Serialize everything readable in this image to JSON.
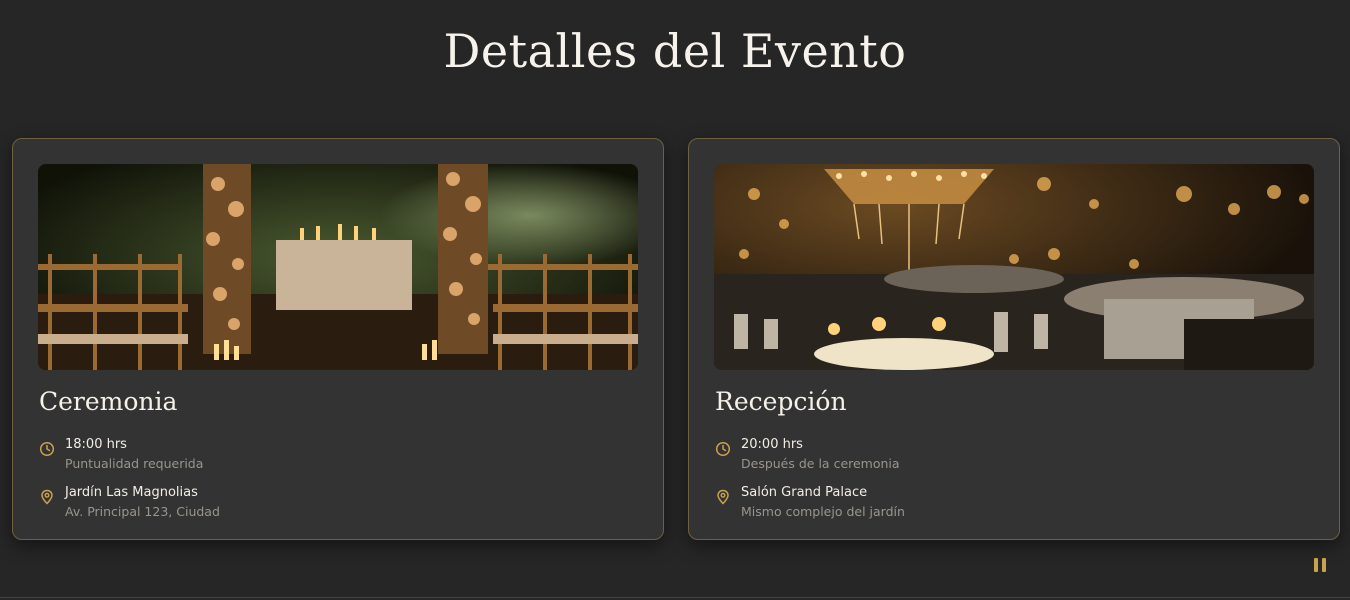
{
  "page": {
    "title": "Detalles del Evento"
  },
  "cards": [
    {
      "title": "Ceremonia",
      "image": "ceremony-garden-candles-photo",
      "time": {
        "icon": "clock-icon",
        "main": "18:00 hrs",
        "sub": "Puntualidad requerida"
      },
      "place": {
        "icon": "map-pin-icon",
        "main": "Jardín Las Magnolias",
        "sub": "Av. Principal 123, Ciudad"
      }
    },
    {
      "title": "Recepción",
      "image": "reception-chandelier-hall-photo",
      "time": {
        "icon": "clock-icon",
        "main": "20:00 hrs",
        "sub": "Después de la ceremonia"
      },
      "place": {
        "icon": "map-pin-icon",
        "main": "Salón Grand Palace",
        "sub": "Mismo complejo del jardín"
      }
    }
  ],
  "controls": {
    "pause": "pause-icon"
  },
  "colors": {
    "background": "#262626",
    "card": "#333333",
    "accent": "#c8a24e",
    "border": "#6e6142"
  }
}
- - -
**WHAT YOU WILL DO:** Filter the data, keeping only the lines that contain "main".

**WRITTEN REPLY:**
        "main": "18:00 hrs",
        "main": "Jardín Las Magnolias",
        "main": "20:00 hrs",
        "main": "Salón Grand Palace",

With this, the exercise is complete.